WHAT THIS TASK INVOLVES => Please keep the images out and set down the data exactly as given.

[Items listed in a dataset]
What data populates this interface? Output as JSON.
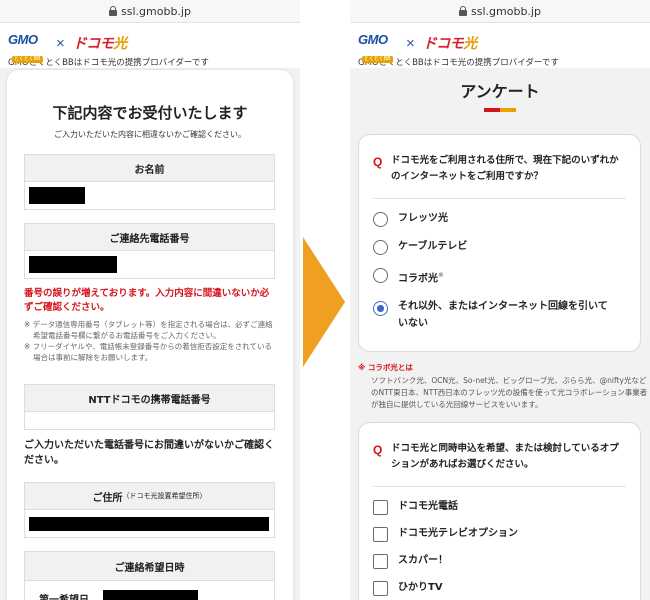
{
  "url": "ssl.gmobb.jp",
  "brand": {
    "gmo": "GMO",
    "gmo_sub": "とくとくBB",
    "times": "×",
    "docomo": "ドコモ",
    "hikari": "光",
    "provider_text": "GMOとくとくBBはドコモ光の提携プロバイダーです"
  },
  "left": {
    "title": "下記内容でお受付いたします",
    "subtitle": "ご入力いただいた内容に相違ないかご確認ください。",
    "name_label": "お名前",
    "phone_label": "ご連絡先電話番号",
    "warning": "番号の誤りが増えております。入力内容に間違いないか必ずご確認ください。",
    "notes": [
      "※ データ通信専用番号（タブレット等）を指定される場合は、必ずご連絡希望電話番号欄に繋がるお電話番号をご入力ください。",
      "※ フリーダイヤルや、電話帳未登録番号からの着信拒否設定をされている場合は事前に解除をお願いします。"
    ],
    "ntt_label": "NTTドコモの携帯電話番号",
    "confirm_text": "ご入力いただいた電話番号にお間違いがないかご確認ください。",
    "address_label": "ご住所",
    "address_sub": "（ドコモ光設置希望住所）",
    "date_label": "ご連絡希望日時",
    "first_choice": "第一希望日"
  },
  "right": {
    "title": "アンケート",
    "q_mark": "Q",
    "q1_text": "ドコモ光をご利用される住所で、現在下記のいずれかのインターネットをご利用ですか？",
    "q1_options": [
      "フレッツ光",
      "ケーブルテレビ",
      "コラボ光",
      "それ以外、またはインターネット回線を引いていない"
    ],
    "collab_mark": "※",
    "footnote_title": "※ コラボ光とは",
    "footnote_body": "ソフトバンク光、OCN光、So-net光、ビッグローブ光、ぷらら光、@nifty光などのNTT東日本、NTT西日本のフレッツ光の設備を使って光コラボレーション事業者が独自に提供している光回線サービスをいいます。",
    "q2_text": "ドコモ光と同時申込を希望、または検討しているオプションがあればお選びください。",
    "q2_options": [
      "ドコモ光電話",
      "ドコモ光テレビオプション",
      "スカパー！",
      "ひかりTV"
    ]
  },
  "colors": {
    "accent_red": "#d4141c",
    "accent_yellow": "#e8a300",
    "arrow_orange": "#f0a020",
    "radio_selected": "#3a66d0"
  },
  "q1_selected_index": 3
}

EXERCISE OUTPUT =>
What data populates this interface? Output as JSON.
{
  "url": "ssl.gmobb.jp",
  "brand": {
    "gmo": "GMO",
    "gmo_sub": "とくとくBB",
    "times": "×",
    "docomo": "ドコモ",
    "hikari": "光",
    "provider_text": "GMOとくとくBBはドコモ光の提携プロバイダーです"
  },
  "left": {
    "title": "下記内容でお受付いたします",
    "subtitle": "ご入力いただいた内容に相違ないかご確認ください。",
    "name_label": "お名前",
    "phone_label": "ご連絡先電話番号",
    "warning": "番号の誤りが増えております。入力内容に間違いないか必ずご確認ください。",
    "notes": [
      "※ データ通信専用番号（タブレット等）を指定される場合は、必ずご連絡希望電話番号欄に繋がるお電話番号をご入力ください。",
      "※ フリーダイヤルや、電話帳未登録番号からの着信拒否設定をされている場合は事前に解除をお願いします。"
    ],
    "ntt_label": "NTTドコモの携帯電話番号",
    "confirm_text": "ご入力いただいた電話番号にお間違いがないかご確認ください。",
    "address_label": "ご住所",
    "address_sub": "（ドコモ光設置希望住所）",
    "date_label": "ご連絡希望日時",
    "first_choice": "第一希望日"
  },
  "right": {
    "title": "アンケート",
    "q_mark": "Q",
    "q1_text": "ドコモ光をご利用される住所で、現在下記のいずれかのインターネットをご利用ですか？",
    "q1_options": [
      "フレッツ光",
      "ケーブルテレビ",
      "コラボ光",
      "それ以外、またはインターネット回線を引いていない"
    ],
    "collab_mark": "※",
    "footnote_title": "※ コラボ光とは",
    "footnote_body": "ソフトバンク光、OCN光、So-net光、ビッグローブ光、ぷらら光、@nifty光などのNTT東日本、NTT西日本のフレッツ光の設備を使って光コラボレーション事業者が独自に提供している光回線サービスをいいます。",
    "q2_text": "ドコモ光と同時申込を希望、または検討しているオプションがあればお選びください。",
    "q2_options": [
      "ドコモ光電話",
      "ドコモ光テレビオプション",
      "スカパー！",
      "ひかりTV"
    ]
  },
  "colors": {
    "accent_red": "#d4141c",
    "accent_yellow": "#e8a300",
    "arrow_orange": "#f0a020",
    "radio_selected": "#3a66d0"
  },
  "q1_selected_index": 3
}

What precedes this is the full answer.